At Sokode Bagble E. P Primary School, although break period was supposed to have been over, neither teachers nor pupils were back in the classrooms. There was a general stampede as the vehicles trooped onto the school compound. The story was not different from what was observed at Anyirawase E.P. Methodist Primary School.

Commenting on these incidents, Prof. Naana Jane Opoku-Agyemang raised the issue of a breakdown in the supervision of schools and tasked the Director-General of the GES, Ms. Benedicta Naana Biney, who was part of the minister’s entourage, to take immediate action to restore the structure to its purpose.

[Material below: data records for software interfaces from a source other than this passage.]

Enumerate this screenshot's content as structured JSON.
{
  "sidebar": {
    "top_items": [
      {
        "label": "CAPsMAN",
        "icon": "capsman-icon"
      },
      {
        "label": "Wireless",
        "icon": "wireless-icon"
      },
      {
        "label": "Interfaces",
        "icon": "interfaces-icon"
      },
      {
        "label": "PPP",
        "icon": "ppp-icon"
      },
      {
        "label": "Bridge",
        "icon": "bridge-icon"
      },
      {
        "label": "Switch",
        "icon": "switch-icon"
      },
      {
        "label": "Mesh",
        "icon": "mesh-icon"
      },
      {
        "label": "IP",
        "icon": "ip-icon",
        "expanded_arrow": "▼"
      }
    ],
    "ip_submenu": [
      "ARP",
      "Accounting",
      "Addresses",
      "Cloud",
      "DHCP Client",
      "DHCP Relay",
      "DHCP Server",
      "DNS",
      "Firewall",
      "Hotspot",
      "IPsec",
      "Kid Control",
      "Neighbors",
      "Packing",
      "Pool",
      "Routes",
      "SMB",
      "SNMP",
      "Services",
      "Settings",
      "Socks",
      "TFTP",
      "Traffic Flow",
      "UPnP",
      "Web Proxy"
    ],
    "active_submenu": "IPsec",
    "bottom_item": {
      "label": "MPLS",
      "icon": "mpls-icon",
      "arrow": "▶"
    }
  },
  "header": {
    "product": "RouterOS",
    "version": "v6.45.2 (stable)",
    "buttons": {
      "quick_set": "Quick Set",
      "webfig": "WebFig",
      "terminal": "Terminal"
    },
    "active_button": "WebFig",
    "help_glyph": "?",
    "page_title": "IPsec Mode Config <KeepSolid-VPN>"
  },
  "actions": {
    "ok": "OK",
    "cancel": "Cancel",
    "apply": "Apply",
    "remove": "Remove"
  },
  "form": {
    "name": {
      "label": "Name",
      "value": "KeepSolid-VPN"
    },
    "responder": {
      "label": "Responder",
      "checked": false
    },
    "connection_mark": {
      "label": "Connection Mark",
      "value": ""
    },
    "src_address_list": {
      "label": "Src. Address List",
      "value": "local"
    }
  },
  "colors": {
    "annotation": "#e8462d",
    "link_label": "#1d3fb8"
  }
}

The schools that had prior knowledge of the visit,  Awudome SHS, OLA SHS, Mawuko Girls’ SHS, had all teachers present, the children seated at the assembly halls singing hymns and waiting for the delegation.

At a meeting with members of Conference of Heads of Assisted Secondary Schools (CHASS), PRINCOFF, Regional and District Directors of Education, the Minister re-iterated her call to all unions in the educational sector, parents, the assemblies, community and opinion leaders to partner with the ministry in its efforts to raise the quality of education, especially at the public basic schools.

She expressed her unhappiness with what she had seen at the basic schools and her resolve to work with anyone who would partner with her ministry to raise the quality of teaching and learning in Ghana.